Restrictions in place on Peak District road over summer solstice
Visitors who are considering coming to Derbyshire over the summer solstice are being urged to act responsibly.
Every year, particularly around the summer solstice which in 2021 falls on June 21, thousands of people flock to the Nine Ladies Stone Circle on Stanton Moor in Stanton in Peak.
A spokesperson for the Peak District National Park Authority said: “Those planning a visit to heritage sites such as stone circles are being urged to consider not only the current Covid-19 restrictions, but potential long-term damage caused to structures and buried archaeological layers.
“Fires, litter and unauthorised camping and parking have all been features of previous solstice gatherings in the Peak District.
“This year more than ever, those attending are being urged to ‘know before you go’ and plan ahead for aspects such as transport, weather and food, ensuring all litter generated on site is taken home.
“With many heritage features at these locations dating back 4,000 years or more, archaeologists stress that damage may often be irreversible – even if caused accidentally.
“Some sites will see patrols from the police, fire service and national park rangers during the solstice period, with agencies asking visitors to respect, protect and enjoy sites in a responsible way that leaves no trace, allowing new generations to explore the same sites in future.”
It has been confirmed that restrictions will be in place near the Nine Ladies Stone Circle over the coming days.
Derbyshire Dales’ Conservative MP Sarah Dines said: “Following on from a survey to residents, I am delighted to announce that action is being taken.
“The response to my recent survey overwhelmingly supported highway restrictions to ensure emergency vehicles had access to Stanton in the Peak.
“Having brought these findings directly to both Derbyshire Constabulary and Derbyshire County Council, further discussions have taken place on this matter between stakeholders.
“Thankfully an agreement has been reached that there will be an emergency temporary prohibition of stopping – commonly referred to as a 24-hour Rural Clearway – implemented on the Birchover Road from 6pm on June 17 to 11:59pm on June 21.

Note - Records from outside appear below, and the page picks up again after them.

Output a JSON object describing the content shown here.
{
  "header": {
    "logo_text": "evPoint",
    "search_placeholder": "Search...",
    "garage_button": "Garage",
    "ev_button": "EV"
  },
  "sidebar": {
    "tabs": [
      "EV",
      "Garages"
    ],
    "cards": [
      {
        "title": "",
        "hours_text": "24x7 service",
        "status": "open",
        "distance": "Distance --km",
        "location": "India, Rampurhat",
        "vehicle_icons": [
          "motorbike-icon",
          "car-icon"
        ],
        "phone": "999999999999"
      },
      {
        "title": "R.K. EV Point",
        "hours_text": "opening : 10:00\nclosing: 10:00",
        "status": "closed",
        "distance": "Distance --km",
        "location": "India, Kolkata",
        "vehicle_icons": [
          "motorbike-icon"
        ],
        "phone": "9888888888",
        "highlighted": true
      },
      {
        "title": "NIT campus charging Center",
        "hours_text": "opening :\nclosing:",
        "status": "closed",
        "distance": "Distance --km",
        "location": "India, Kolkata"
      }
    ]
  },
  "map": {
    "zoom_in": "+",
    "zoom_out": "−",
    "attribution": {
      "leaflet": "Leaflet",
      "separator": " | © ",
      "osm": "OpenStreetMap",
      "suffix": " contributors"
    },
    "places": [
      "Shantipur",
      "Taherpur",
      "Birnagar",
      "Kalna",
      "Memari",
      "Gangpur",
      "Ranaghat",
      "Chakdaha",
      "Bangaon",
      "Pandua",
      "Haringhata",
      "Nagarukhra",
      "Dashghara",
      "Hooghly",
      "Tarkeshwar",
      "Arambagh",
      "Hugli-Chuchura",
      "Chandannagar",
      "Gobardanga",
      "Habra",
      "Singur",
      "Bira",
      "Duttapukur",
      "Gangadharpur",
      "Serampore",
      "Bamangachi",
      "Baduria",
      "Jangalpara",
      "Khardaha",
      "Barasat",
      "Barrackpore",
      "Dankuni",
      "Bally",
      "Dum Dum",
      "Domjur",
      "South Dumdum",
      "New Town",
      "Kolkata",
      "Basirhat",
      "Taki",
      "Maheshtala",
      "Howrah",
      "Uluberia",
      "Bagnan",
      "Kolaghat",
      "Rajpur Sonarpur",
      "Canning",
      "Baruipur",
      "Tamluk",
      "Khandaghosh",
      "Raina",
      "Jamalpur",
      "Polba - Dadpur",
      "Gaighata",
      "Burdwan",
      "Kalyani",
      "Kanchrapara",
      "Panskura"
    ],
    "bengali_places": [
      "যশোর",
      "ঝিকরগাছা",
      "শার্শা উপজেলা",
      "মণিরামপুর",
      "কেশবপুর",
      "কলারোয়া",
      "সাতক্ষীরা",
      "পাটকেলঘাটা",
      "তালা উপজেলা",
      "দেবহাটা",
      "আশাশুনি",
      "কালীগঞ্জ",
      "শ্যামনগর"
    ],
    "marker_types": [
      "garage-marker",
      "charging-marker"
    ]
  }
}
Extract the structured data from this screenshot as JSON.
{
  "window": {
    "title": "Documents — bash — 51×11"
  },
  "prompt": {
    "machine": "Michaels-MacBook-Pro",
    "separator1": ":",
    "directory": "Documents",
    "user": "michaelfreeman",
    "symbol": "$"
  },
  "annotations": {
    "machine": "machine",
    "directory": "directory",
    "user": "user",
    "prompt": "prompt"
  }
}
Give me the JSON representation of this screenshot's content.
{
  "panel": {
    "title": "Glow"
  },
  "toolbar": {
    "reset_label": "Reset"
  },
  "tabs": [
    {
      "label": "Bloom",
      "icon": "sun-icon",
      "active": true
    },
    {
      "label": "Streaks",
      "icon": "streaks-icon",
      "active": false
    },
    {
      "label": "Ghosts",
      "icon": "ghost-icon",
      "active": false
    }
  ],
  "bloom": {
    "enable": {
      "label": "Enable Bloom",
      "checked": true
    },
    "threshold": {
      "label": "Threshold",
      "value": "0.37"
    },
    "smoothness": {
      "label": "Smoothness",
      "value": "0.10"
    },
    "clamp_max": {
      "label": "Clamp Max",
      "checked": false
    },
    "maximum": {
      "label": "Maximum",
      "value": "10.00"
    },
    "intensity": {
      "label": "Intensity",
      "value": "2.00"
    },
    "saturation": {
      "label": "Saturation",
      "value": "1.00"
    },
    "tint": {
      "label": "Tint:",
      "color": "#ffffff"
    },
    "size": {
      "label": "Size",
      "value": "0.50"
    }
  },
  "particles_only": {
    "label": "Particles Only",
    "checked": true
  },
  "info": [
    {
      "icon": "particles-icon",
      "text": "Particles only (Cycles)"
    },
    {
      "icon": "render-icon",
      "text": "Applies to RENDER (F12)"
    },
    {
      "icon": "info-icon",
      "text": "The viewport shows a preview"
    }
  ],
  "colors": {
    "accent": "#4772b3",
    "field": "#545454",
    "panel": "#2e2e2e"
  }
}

“Further details of these measures can be found at https://one.network/?tm=122490815.
“Signage will be placed on the road to advise road users of this order, and there will be civil enforcement officers on duty who will be including this area as part of their patrols over the weekend.
“As in previous years, landowner Adrian Davie Thornhill will be organising a clean-up after the event and I hope to be in attendance with a team to help.”
As previously reported, Ms Dines said residents have to deal with parking issues, criminal activity and anti-social behaviour as a result of visitors flocking to the Nine Ladies Stone Circle over the summer solstice.
She added: “Residents have told me of visitors using their gardens as toilets and this just isn’t acceptable.
“Last year I witnessed tents being carried onto the site, even though signs clearly state camping is illegal.
“I also witnessed heavy music amplifiers and crates of beer being taken onto the moor on trolleys as if the solstice was a festival or large party.
“This behaviour, which goes way beyond people enjoying the personal spiritual importance of the stones, is a clear abuse of the special nature of the Nine Ladies and should be prevented.”